§ TASK DIRECTIONS: Within the records below, filter for lines carrying the word "data" and copy them.

§ RECORDS SHOWN:
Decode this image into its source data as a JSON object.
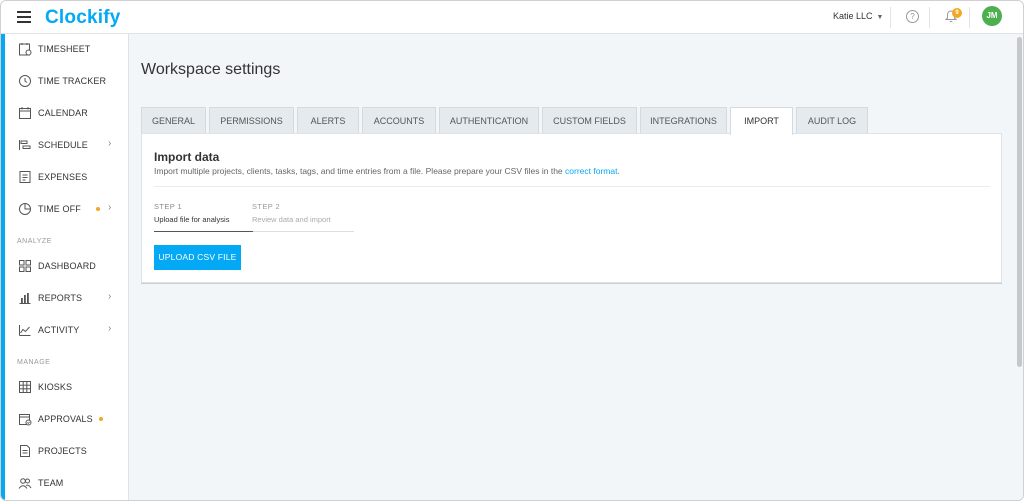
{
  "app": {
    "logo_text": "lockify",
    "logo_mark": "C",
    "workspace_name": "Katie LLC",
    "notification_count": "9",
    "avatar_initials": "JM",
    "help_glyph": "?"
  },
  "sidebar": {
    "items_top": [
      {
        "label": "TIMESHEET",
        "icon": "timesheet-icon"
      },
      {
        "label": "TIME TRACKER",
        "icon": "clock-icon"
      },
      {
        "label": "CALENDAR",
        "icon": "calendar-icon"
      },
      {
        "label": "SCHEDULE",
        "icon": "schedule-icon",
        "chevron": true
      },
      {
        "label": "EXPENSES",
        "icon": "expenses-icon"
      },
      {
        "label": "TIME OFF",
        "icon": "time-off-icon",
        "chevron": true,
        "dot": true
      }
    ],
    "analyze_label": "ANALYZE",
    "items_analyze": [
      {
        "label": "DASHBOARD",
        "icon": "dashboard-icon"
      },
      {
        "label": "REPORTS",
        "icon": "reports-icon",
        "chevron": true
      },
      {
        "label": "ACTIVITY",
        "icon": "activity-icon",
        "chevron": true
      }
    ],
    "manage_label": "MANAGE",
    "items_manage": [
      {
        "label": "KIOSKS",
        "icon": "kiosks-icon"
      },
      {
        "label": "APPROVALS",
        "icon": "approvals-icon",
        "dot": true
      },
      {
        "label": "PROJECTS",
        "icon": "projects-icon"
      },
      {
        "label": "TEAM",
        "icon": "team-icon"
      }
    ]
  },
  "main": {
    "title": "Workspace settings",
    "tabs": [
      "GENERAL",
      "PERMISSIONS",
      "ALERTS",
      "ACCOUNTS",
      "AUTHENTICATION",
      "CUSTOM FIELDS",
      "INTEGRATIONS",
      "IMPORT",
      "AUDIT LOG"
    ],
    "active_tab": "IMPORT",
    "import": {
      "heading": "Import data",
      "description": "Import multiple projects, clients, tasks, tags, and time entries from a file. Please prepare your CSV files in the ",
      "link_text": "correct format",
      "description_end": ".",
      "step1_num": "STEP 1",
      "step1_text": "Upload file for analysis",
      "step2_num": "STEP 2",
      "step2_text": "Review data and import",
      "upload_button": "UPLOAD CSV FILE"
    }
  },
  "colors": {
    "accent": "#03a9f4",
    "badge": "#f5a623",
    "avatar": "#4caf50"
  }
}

§ ANSWER TO THIS EXERCISE:
Decode this image into its source data as a JSON object.
      "heading": "Import data",
      "step2_text": "Review data and import",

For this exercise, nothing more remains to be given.